  • Never EVER EVER go up to a company and say "Hey, so what exactly is it that your company does?" This question is like the kiss of death. Don't ask it. Be prepared.

How to Set Yourself Apart

  • Demonstrate how prepared you are by having your resume ready to pass out and do research about the companies you plan on talking to beforehand.
  • Make sure to have a good handshake. Be firm, but not too forceful. If you shake hands like a limp fish you should seriously reconsider your choice in hand shake. A limp handshake says "I just don't care. And I'm a total pushover."
  • Apply to companies online before talking to them at the career fair.
  • SMILE! :)
  • If you're really interested in interviewing with a company, ask the recruiter if they will be interviewing on campus and if you can get onto the schedule. It seems forward, but if you show the interest and have the goods to back it up, they will probably hook you up.
  • Make sure to ask for a business card or contact information from the recruiter.
  • Send "Thank You" e-mails to the recruiters you talk to during the career fair. This is a great way to mention something that you were really interested in that you discussed or bring up something that you didn't get to cover with them. It's usually advisable to attach an updated version of your resume as well for reference.
That should be about it! If you can accomplish all these things, you should be in a very good position to get an offer for a position.

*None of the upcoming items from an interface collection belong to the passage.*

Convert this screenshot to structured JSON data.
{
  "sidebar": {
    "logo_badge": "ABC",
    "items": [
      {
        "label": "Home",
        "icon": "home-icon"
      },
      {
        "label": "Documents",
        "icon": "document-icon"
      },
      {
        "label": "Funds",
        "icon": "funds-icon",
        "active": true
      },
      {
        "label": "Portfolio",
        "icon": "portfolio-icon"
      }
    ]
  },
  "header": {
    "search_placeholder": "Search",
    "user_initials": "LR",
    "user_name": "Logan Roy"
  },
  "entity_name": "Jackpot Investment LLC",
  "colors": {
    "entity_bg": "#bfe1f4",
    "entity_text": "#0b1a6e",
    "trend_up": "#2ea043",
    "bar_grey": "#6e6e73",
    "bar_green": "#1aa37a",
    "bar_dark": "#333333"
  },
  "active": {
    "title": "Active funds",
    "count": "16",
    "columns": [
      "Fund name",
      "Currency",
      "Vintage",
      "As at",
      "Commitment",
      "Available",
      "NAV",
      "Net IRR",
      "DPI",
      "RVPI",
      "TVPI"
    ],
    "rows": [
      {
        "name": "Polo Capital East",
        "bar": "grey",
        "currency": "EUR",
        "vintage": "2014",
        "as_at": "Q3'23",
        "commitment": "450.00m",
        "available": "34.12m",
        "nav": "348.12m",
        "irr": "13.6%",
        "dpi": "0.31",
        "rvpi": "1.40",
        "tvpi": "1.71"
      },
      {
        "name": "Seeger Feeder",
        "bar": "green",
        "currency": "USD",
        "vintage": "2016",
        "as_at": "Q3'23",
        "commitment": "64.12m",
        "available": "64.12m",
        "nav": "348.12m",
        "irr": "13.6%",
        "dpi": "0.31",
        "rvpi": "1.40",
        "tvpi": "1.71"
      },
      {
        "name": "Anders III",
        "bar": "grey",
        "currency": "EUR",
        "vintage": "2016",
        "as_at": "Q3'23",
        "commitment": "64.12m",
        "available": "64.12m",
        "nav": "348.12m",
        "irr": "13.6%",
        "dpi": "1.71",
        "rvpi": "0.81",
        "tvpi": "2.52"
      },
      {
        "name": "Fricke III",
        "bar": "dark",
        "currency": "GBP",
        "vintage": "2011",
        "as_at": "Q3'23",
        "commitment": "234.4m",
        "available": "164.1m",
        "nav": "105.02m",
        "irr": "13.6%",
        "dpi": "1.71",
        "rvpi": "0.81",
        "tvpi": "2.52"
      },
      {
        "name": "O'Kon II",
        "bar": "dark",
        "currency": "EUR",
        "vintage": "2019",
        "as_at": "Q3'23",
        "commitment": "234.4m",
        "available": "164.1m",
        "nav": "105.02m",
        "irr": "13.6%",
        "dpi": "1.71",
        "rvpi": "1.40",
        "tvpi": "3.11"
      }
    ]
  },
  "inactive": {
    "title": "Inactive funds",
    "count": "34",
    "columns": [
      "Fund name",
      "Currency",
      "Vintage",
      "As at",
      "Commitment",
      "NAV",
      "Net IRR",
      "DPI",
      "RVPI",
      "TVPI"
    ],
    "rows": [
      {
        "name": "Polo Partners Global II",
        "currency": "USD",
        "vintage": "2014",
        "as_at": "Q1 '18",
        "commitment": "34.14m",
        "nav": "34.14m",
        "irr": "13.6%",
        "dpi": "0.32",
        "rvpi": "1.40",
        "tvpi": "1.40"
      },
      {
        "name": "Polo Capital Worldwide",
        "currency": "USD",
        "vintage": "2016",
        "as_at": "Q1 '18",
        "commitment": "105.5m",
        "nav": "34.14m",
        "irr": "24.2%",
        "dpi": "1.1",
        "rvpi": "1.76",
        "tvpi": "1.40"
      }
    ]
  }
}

Like always,

Good Luck Job Seekers!

Friday, October 2, 2009

REMINDER: Career Gallery is COMING UP!

This is a reminder for any MSU students:

Career Gallery is COMING UP!


Take this opportunity to meet company recruiters from over 200 companies! Pass out your resume! Get an interview!


Any questions? Check out the website at:

More questions? Stop by any MSU Career Services Center.